We hear about it every day of our lives. It's what our economy thrives on and what we all need to survive in this world.
We all have heard the famous saying, "Money doesn't grow on trees." On the other hand, our parents are always saying, "If you want to go to college, you have to keep your grades up." So, how can we get some of this money and still get good grades?
Well, for teens, realizing that we have to start earning our own money is the easy part; the hard part is finding a job. We now have to pay for more things, like our own car and insurance. At first you may have enough money in the bank for one month of insurance, and maybe even your first car payment, but after that you see that this process is going to cost you more than you thought.
Reality hits: That is when you start looking at those good-paying jobs like a mechanic or a photographer. Then, reality hits and you start applying to those wonderful fast food restaurants, like McDonald's.
You finally get crowned with the burger hat, and you start cooking those burgers, wondering, "Just how hungry is America?" Your answer lies in those greasy hands and dirty stains that become a part of your uniform after the first few Big Macs.
On Friday, it all becomes worthwhile when you get your first golden paycheck. It all seems so easy, like a piece of cake, you work, and you get the money. Just when you think you can handle this working life, you get home and exhaustion sets in.
You come home late, ready to go to bed when you remember that big biology test tomorrow. What are you going to do? You panic for a few minutes, and then you start studying like you've never studied before. You finally get to bed somewhere around 1 a.m. and fall fast asleep, only to wake up again in a few hours.
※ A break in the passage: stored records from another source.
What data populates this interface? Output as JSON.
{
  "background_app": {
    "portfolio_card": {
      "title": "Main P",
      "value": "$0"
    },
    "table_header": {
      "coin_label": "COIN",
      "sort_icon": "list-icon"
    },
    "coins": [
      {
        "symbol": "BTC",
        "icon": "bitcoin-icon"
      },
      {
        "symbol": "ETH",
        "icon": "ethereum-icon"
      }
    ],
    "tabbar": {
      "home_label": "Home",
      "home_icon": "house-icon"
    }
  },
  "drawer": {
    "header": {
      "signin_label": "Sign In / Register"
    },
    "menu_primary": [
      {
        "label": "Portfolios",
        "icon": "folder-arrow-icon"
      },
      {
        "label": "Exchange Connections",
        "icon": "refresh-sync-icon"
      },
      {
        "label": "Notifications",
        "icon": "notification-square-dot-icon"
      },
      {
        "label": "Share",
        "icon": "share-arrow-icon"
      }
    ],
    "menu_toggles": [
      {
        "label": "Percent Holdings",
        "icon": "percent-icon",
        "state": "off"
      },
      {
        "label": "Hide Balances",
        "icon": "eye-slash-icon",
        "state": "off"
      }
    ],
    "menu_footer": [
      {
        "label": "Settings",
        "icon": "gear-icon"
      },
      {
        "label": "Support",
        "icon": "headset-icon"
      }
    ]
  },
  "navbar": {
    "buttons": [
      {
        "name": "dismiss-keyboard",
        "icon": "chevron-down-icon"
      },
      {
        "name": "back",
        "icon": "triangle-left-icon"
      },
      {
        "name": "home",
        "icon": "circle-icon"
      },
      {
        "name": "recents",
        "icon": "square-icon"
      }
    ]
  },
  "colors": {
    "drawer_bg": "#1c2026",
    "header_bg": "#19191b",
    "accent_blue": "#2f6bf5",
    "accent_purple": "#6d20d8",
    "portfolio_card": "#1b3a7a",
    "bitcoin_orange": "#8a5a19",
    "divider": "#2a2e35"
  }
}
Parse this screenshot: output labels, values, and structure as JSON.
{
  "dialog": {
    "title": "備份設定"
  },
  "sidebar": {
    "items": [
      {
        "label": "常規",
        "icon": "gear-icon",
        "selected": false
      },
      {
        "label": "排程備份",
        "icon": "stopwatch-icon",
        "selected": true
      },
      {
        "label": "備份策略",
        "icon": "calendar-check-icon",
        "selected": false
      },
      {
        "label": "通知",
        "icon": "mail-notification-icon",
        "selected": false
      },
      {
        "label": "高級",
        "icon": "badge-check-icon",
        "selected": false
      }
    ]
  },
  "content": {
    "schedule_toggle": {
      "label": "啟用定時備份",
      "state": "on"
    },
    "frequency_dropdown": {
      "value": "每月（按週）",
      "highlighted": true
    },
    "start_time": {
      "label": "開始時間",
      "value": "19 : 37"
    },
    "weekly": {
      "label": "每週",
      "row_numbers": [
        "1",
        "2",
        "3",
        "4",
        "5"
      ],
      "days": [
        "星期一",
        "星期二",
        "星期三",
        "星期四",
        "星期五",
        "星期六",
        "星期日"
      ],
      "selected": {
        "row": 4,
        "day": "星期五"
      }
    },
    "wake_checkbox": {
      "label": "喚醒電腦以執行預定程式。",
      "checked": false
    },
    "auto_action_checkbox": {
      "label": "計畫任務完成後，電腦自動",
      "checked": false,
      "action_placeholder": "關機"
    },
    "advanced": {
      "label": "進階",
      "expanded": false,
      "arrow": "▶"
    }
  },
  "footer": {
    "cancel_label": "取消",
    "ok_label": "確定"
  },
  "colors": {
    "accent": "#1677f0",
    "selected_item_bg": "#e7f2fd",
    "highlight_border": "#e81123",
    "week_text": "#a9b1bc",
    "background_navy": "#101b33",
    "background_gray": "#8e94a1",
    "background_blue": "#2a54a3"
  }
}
Sleepy at school: Then, the next day at school you find yourself falling asleep in class and not caring about what's going on around you. You can't wait to get home, but by the time you get there, it's time to go back to work. The process keeps repeating itself, and eventually your grades start to drop.
This is what happens to most teens when they start getting an after-school job. Money becomes more important than schoolwork. So, you have to choose which priority is higher on your list, school or work. This is where the problems begin.
Eventually, you get your next report card and since your grades have dropped, you lose the good student discount on your car insurance. Now, not only are you in trouble with your parents, but you also have to start working more to make enough money to pay for the higher price of insurance.
Work it out: It doesn't have to be that way, though. Although your grades have dropped, you can change that by studying during your break or having someone help you when you have a little down time.
If that doesn't work, then maybe you need to cut down on the work hours and focus more on schoolwork. This way you can bring up your grades and get that good student discount on your insurance again.
Either way, school is important, and you shouldn't let the responsibilities of being a teen-ager change that. Making money is good, but don't overwork yourself and don't let it take away from important study time.
If all else fails, take a walk in the woods. Who knows, maybe you'll discover that money does grow on trees.
XAshlee, 16, is a sophomore at Western Reserve High School, a majorette, Girl Scout and youth representative to the Council on Ministries at Berlin Center United Methodist Church.